A complete answer includes every line below with the word "mute".

Data records
* * * * *
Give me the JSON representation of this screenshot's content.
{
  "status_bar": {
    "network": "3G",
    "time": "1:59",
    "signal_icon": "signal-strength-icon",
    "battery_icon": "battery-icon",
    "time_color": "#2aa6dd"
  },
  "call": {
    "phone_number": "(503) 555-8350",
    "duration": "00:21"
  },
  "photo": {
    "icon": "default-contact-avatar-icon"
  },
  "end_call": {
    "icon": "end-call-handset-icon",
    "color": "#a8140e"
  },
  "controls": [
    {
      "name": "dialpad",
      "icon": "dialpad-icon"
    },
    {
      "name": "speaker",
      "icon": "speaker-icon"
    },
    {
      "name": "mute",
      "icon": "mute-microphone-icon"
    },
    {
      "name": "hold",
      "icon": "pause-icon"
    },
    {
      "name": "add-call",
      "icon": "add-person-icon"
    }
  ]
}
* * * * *
Response area |
      "name": "mute",
      "icon": "mute-microphone-icon"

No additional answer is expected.